After the success of the Folk Horror in the Twenty First Century conference hosted by Falmouth University, we are holding another related conference in 2020.
The present is dark. With the rise of right-wing populism, global migrations and immigrations, continued violence, abuse and crime, prejudice and intolerance, there is increasing anxiety about the future. The Earth itself is under threat from environmental catastrophe and a mass extinction event is anticipated. The collapse of society, morality, and the environment was often also feared in the past, particularly in Gothic, horror and dystopian fictions and texts. What were the monsters of the past? What are our monsters now?
Anxieties and uncertainties abound in the age of the post-human and the post-digital. Ours is a world with the dark web and past and present dark economies. Yet, there is radicalism and light here too as boundaries are traversed, subverted and annihilated. Gender binaries are collapsing. The old patriarchal order is at least seriously under threat (if not yet quite dead) in the light of movements such as #MeToo, #TimesUp, Black Lives Matter and the LGTBQi wave of positivity. Capitalism is shaking and activism is reshaping the world.
This conference addresses these issues head on. By encouraging provocative, radical and respectful discussions, we aim to generate serious interdisciplinary and transdisciplinary engagements with scholars, practitioners, artists, and activists. The conference will look back to the past in its examination of how dark concerns and anxieties were envisioned, and to the future and the visionary imaginings of how things can be. The debates will range from the local to the global. While the conversations will be transnational, the setting for the conference will be Cornwall, UK. Historically associated with pirates, piskies, and general lawlessness, Cornwall is a Celtic fringe that literally hangs off the end of England. With sublime landscapes, surging seas and deep mines, Cornwall is made up of black granite and makes the perfect backdrop for a conference on dark economies.
The papers called for and selected will be asked to address some of the following issues:
- The climate emergency
- The destruction of the environment
- The politics and economies of fuel and energy
- Extinctions and annihilations
- Past fears of environmental changes (agricultural revolution and legal amendments) and their effects on the rural population
- Degeneration and moral disintegration
- The ‘monsters’ of the present and past, and their representations and responses in Horror and Gothic fictions and texts
- Crime and criminality throughout the ages
- The dark side of gender abuse and violence in the time of #MeToo and Incel rages
- Anxieties around the digital – the dark web, AI and the non-human
- Consideration of the post-human
- Slavery: modern and historical
- Issues of immigration and displacement
- Gendered fears
- Fears surrounding progress: industrialisation, new technologies, medical scientific and advances
- Fears and anxieties surrounding colonisation
- Dystopian representations of the future
- Dystopian representations from the past
- Historic ecological visions
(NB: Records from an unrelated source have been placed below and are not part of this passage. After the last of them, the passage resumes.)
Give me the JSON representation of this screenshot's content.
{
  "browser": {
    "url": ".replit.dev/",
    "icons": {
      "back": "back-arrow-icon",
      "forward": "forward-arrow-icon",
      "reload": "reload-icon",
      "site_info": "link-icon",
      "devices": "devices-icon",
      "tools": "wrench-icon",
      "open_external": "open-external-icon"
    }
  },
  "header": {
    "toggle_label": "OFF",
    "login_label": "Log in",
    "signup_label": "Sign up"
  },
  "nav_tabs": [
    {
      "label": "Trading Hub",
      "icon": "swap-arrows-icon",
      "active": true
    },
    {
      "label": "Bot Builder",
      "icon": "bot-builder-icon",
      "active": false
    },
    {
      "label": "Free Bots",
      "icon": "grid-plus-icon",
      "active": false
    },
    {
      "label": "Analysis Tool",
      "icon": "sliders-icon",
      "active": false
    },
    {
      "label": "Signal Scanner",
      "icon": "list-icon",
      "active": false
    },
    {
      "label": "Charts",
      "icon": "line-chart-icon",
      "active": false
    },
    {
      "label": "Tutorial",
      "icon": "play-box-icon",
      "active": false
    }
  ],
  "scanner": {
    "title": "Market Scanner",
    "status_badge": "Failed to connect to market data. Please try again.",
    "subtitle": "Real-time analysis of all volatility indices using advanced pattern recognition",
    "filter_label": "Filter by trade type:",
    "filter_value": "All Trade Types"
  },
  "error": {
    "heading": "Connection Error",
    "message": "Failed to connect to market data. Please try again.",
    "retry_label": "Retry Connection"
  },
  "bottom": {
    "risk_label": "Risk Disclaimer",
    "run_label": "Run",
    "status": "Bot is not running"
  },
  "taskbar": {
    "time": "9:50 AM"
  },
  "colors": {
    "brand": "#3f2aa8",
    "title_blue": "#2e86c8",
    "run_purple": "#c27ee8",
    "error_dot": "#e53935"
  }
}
- Folklore and Folk Horror
- Dark economies and tourism in the regions and localities, including Cornwall
- The rise of populism
- Racism in politics and society
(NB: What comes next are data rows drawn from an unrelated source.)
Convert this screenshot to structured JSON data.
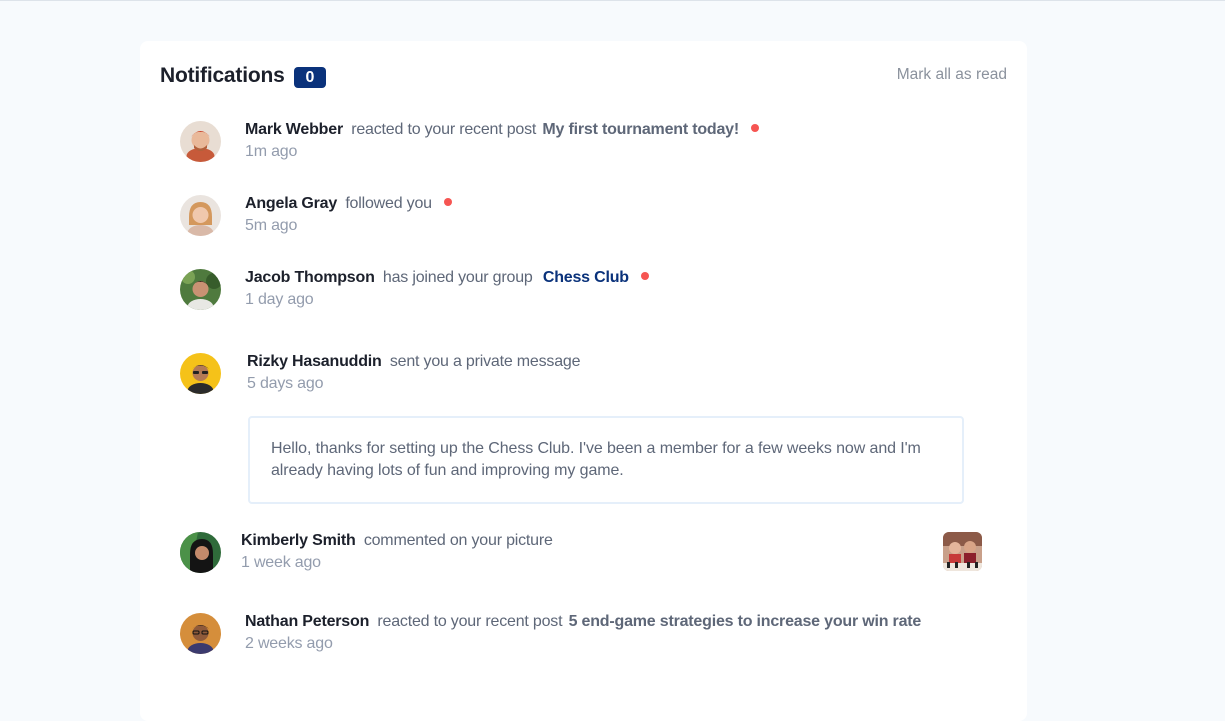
{
  "header": {
    "title": "Notifications",
    "unread_count": "0",
    "mark_all_label": "Mark all as read"
  },
  "notifications": [
    {
      "name": "Mark Webber",
      "action": "reacted to your recent post",
      "target": "My first tournament today!",
      "time": "1m ago",
      "unread": true
    },
    {
      "name": "Angela Gray",
      "action": "followed you",
      "time": "5m ago",
      "unread": true
    },
    {
      "name": "Jacob Thompson",
      "action": "has joined your group",
      "target": "Chess Club",
      "time": "1 day ago",
      "unread": true
    },
    {
      "name": "Rizky Hasanuddin",
      "action": "sent you a private message",
      "time": "5 days ago",
      "message": "Hello, thanks for setting up the Chess Club. I've been a member for a few weeks now and I'm already having lots of fun and improving my game.",
      "unread": false
    },
    {
      "name": "Kimberly Smith",
      "action": "commented on your picture",
      "time": "1 week ago",
      "unread": false
    },
    {
      "name": "Nathan Peterson",
      "action": "reacted to your recent post",
      "target": "5 end-game strategies to increase your win rate",
      "time": "2 weeks ago",
      "unread": false
    }
  ],
  "colors": {
    "accent": "#0a327b",
    "unread_dot": "#f65552",
    "page_bg": "#f7fafd"
  }
}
Each paper will present a clear challenge to conventional and traditional ways of thinking. The aim of the conference is to explore the fears of the past and the contemporary, as well as the grave anxiety being expressed by many groups and individuals about the future – for both humanity and the world.
Please send 250 word abstracts + a short bio to: Darkeconomiesconference@gmail.com
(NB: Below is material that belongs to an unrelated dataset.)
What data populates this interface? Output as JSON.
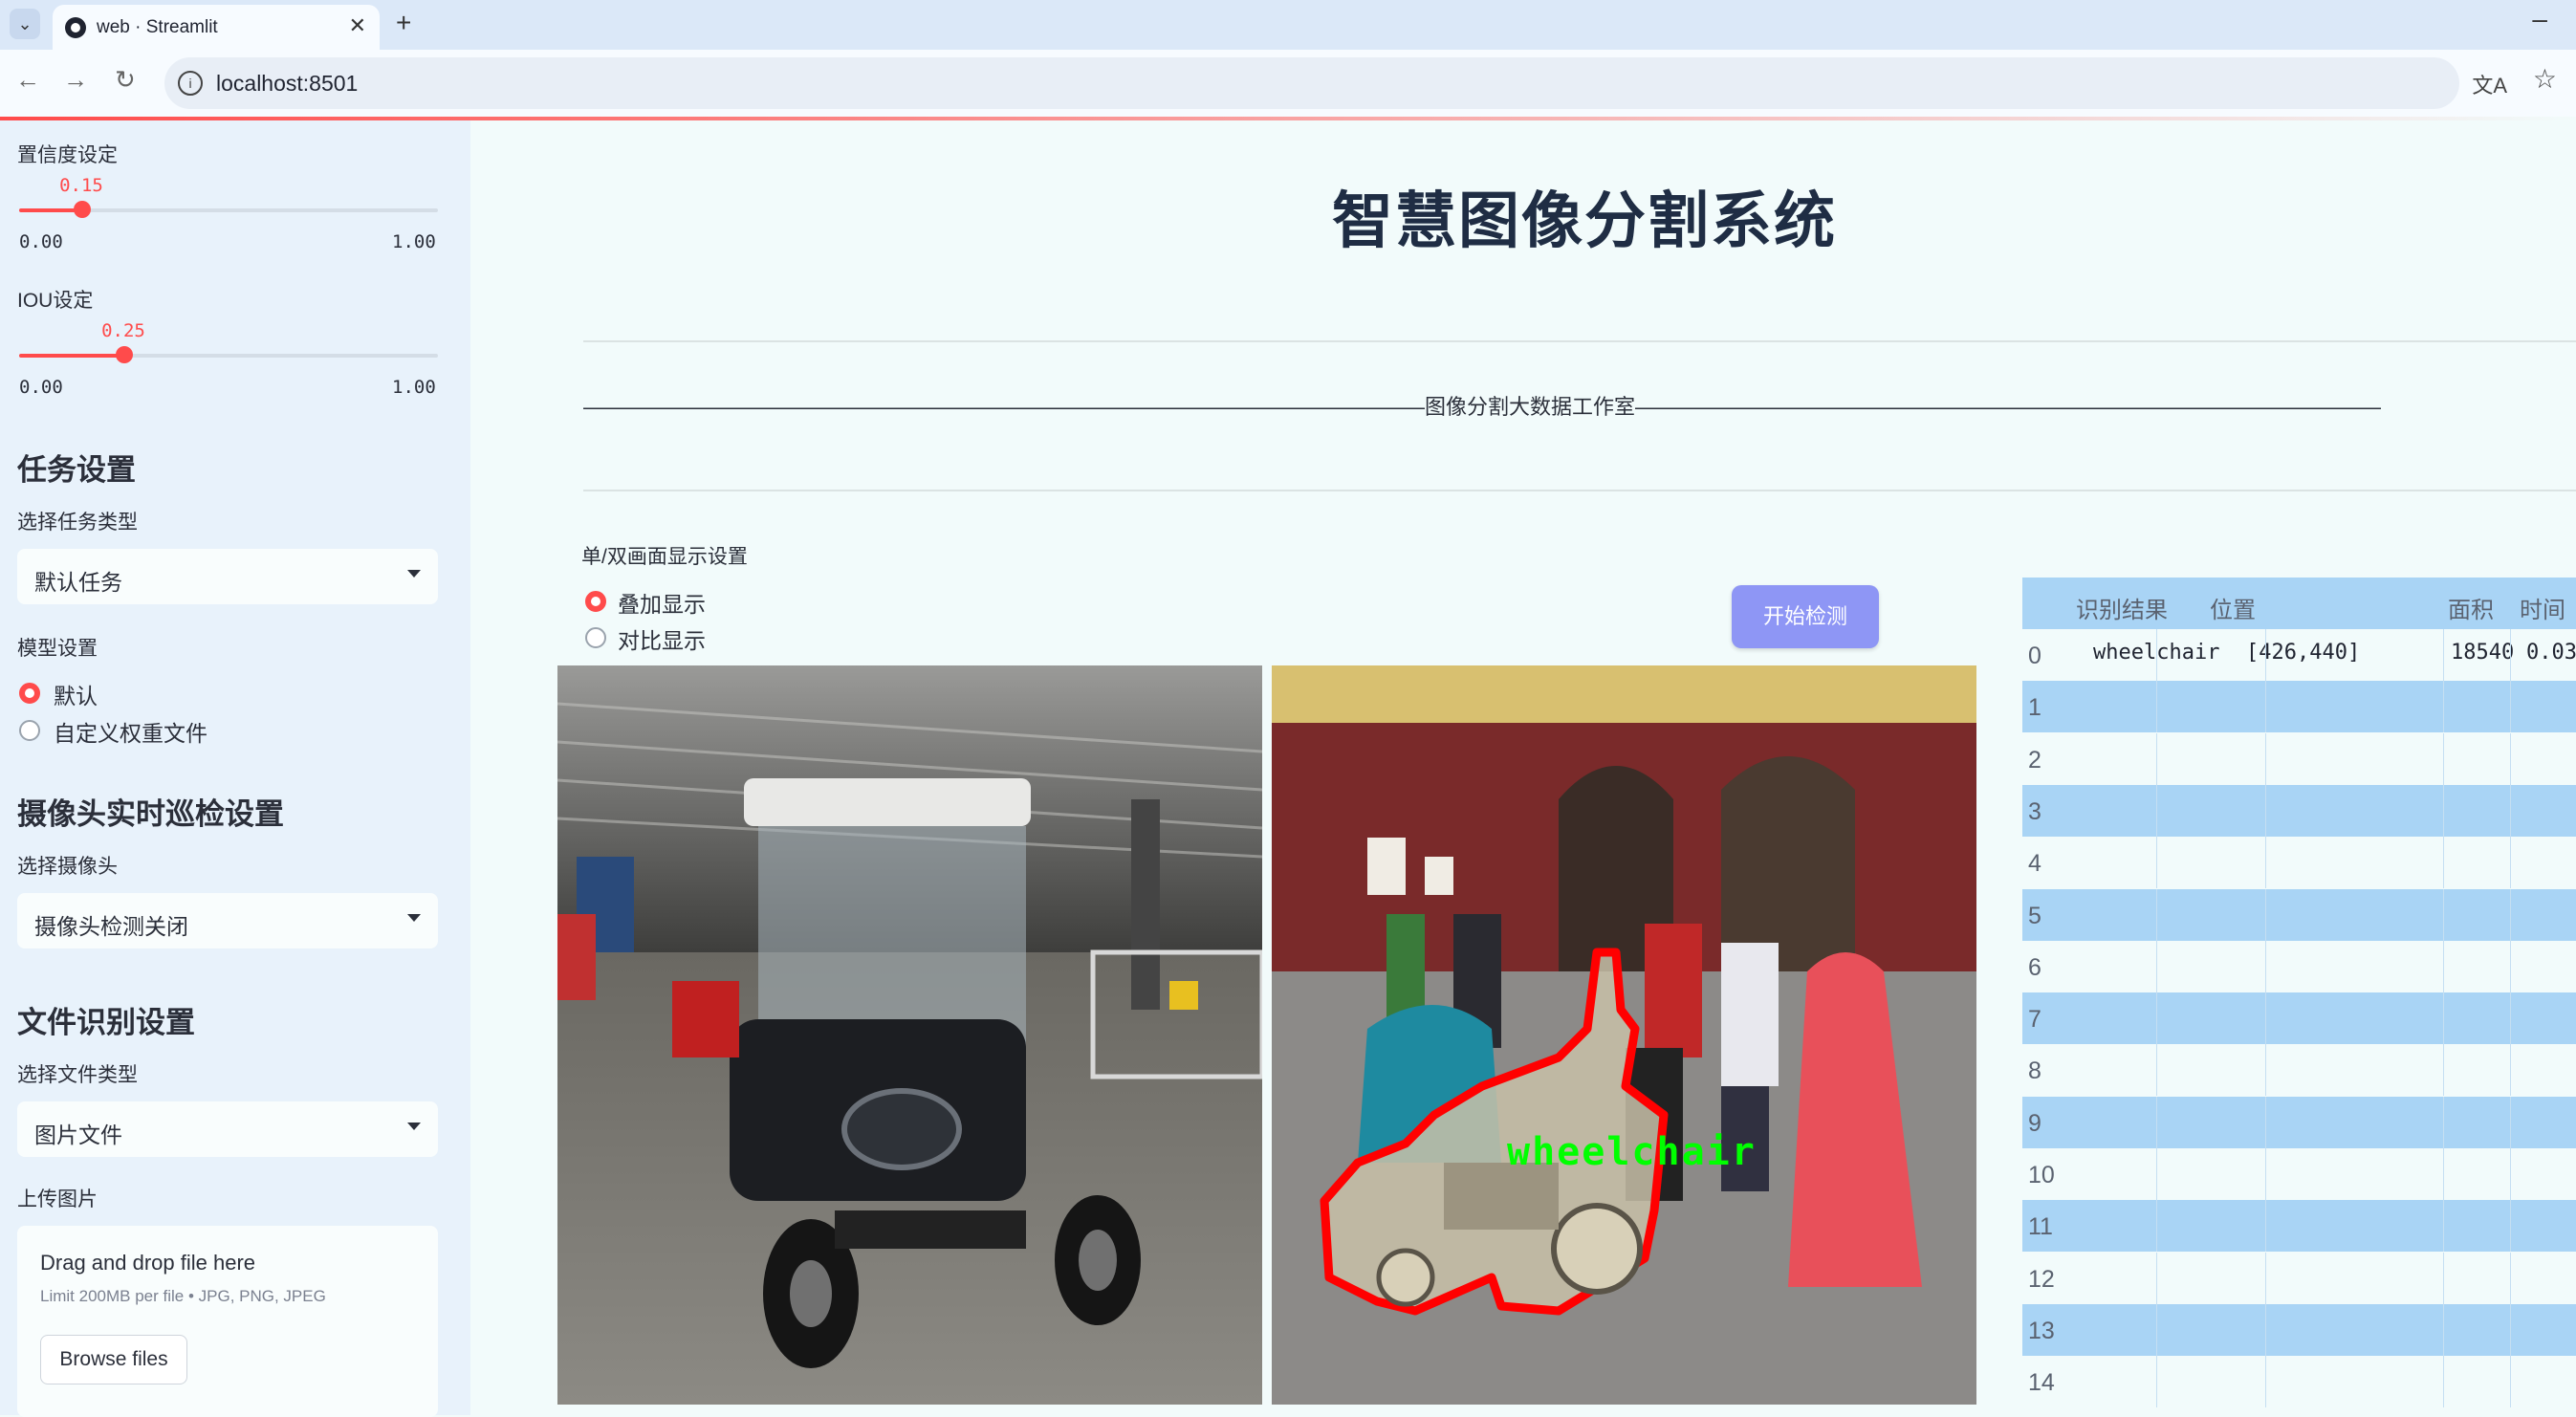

We also welcome panel proposals, ideas for screenings of short films, or workshop proposals.
Submission deadline: 2 February 2020